» **Goal of the exercise**: From the records below, copy every line that contains the word "title".

» **Data items**:
▬▬▬▬▬▬▬▬▬▬

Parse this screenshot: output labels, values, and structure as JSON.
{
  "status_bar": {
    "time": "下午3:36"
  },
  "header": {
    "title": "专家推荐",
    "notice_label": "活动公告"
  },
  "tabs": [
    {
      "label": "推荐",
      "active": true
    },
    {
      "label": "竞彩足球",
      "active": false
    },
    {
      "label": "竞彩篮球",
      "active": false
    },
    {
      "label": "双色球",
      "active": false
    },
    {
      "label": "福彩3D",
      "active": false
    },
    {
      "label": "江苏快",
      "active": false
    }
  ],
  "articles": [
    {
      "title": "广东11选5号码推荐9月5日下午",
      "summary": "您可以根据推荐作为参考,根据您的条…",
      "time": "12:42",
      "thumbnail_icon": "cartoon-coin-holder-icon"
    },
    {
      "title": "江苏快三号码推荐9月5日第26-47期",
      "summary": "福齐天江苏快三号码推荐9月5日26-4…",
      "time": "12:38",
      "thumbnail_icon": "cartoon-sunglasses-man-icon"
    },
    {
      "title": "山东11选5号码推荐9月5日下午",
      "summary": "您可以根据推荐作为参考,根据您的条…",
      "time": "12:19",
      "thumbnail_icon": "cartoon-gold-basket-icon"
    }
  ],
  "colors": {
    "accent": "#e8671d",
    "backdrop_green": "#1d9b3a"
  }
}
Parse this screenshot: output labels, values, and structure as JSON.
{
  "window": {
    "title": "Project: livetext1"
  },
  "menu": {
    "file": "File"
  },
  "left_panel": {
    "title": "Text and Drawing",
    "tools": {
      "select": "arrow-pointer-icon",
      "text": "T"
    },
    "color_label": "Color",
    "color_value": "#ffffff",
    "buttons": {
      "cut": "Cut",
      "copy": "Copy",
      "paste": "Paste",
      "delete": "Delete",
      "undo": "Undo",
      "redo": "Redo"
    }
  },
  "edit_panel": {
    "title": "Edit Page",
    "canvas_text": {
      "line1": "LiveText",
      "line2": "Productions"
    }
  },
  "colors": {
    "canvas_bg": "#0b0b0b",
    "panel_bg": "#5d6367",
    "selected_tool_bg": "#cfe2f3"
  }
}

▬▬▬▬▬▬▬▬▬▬

» **Solution to the problem**:
    "title": "专家推荐",
      "title": "广东11选5号码推荐9月5日下午",
      "title": "江苏快三号码推荐9月5日第26-47期",
      "title": "山东11选5号码推荐9月5日下午",
    "title": "Project: livetext1"
    "title": "Text and Drawing",
    "title": "Edit Page",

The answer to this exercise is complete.